As I am sure you are aware, professional development for a teacher is critical to career success.
Professional development for anyone is necessary, as new teaching information, techniques, and methods are continually being updated and changed. Your education and experience alone will not be enough to serve you throughout your whole career. To revitalize your teaching career, you need to take passionate action steps.
Never Stop Learning
Professional development is about life-long learning and growing as an educator. You always have the potential to progress and refine your teaching skills. There is always more to learn and new skills to attain. Professional development is important to teaching success and can help you figure out why you make certain decisions and examine how you think about and deal with certain situations.
You can take courses and seminars (sometimes free, sometimes at a cost) that you can incorporate into your resume or bring up during the conversation at an interview. Your willingness to take the initiative to learn new things will impress a prospective employer. Network with like-minded professionals, engage online and in-person and find out about your area’s learning events. If you’re currently employed, many employers will be happy to send you to seminars such as these on the school district’s dime.
Set Professional Development Goals
Professional development and goal setting go hand-in-hand. It can seem hard to schedule the time to devote to courses and seminars, but the extra time is worth it to become the best teacher you can be. Setting teaching career goals that are both realistic and attainable can help you achieve what you want. Goals need to be measurable by setting a timetable. Reflect, and celebrate how much you’ve grown professionally and personally.
Reflect, plan, prepare, and take action are the key to moving your career forward.
Setting goals on a schedule will give you focus and a timeline. For example, make a goal to attend a professional development talk or seminar every quarter (3 months).
Even if it’s something as small as a one-hour webinar, choose a topic that you’d like to learn more about or are unfamiliar with, and document it. Take notes, absorb the information, and put your newfound knowledge to good use. Repeat until you’ve hit a calendar year, and then evaluate your progress.
Have you expanded your professional network as a result of your efforts?
Have you learned new information?
Are you a more well-rounded professional (and individual) than you were a year ago?
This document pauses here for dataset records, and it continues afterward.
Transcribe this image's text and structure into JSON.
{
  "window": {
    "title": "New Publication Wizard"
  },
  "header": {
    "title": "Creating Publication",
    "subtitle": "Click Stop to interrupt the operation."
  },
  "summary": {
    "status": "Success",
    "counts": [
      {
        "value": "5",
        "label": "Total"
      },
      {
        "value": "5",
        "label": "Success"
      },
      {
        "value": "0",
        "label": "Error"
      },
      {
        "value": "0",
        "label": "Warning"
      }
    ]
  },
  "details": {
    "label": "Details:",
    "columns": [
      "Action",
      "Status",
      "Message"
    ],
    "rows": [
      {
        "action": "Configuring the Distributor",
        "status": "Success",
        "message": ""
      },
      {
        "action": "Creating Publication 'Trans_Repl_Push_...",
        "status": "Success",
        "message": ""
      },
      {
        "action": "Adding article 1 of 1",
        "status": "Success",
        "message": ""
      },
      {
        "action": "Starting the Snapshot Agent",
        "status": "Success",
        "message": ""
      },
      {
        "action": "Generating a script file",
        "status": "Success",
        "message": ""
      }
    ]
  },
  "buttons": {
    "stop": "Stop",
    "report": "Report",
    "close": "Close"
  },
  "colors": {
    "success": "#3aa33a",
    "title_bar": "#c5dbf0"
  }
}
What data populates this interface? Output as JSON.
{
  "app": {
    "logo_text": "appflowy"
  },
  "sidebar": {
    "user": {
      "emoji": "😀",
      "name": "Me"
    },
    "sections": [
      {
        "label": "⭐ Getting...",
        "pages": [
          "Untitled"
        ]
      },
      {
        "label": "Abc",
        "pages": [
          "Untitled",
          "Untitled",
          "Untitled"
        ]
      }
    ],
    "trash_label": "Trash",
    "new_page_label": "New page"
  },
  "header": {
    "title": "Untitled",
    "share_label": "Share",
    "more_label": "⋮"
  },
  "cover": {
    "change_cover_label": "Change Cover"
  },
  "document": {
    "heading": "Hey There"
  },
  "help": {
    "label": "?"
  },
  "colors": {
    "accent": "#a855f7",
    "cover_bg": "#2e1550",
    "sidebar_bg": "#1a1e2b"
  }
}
If so, consider maintaining your calendar for another year. If you’ve fallen behind, it may be time to reevaluate your goal or the way you’re going about achieving it.
When you achieve your goal, it will give you a sense of greater accomplishment.
Professional Development Can Help Overcome Failures
Think of failures as an opportunity for improvement. If you’ve had past failures in your classroom, for example, with classroom management, these issues can be hard to overcome. Through professional development, it is possible to learn how to overcome these challenges. Embrace career transformation goals by taking the steps necessary.
Professional development for a teacher is about improving and moving forward. Taking these courses is how you learn to overcome the challenges you are facing in the classroom. It is about acquiring new skills and becoming a better teacher. You will gain confidence by learning new methods and information about your field.
Professional development for a teacher is important for both new teachers and veteran teachers. Life-long learning will keep you motivated and thinking positively and will help you gain the confidence to overcome any obstacles you face in the classroom. Professional development is about becoming the best-equipped teacher you can be, and so it should be an important part of your career development.
If you need help coming up with a professional development plan (or any aspect of your job search), reach out to Candace today via email or call toll-free at 1 877 738-8052!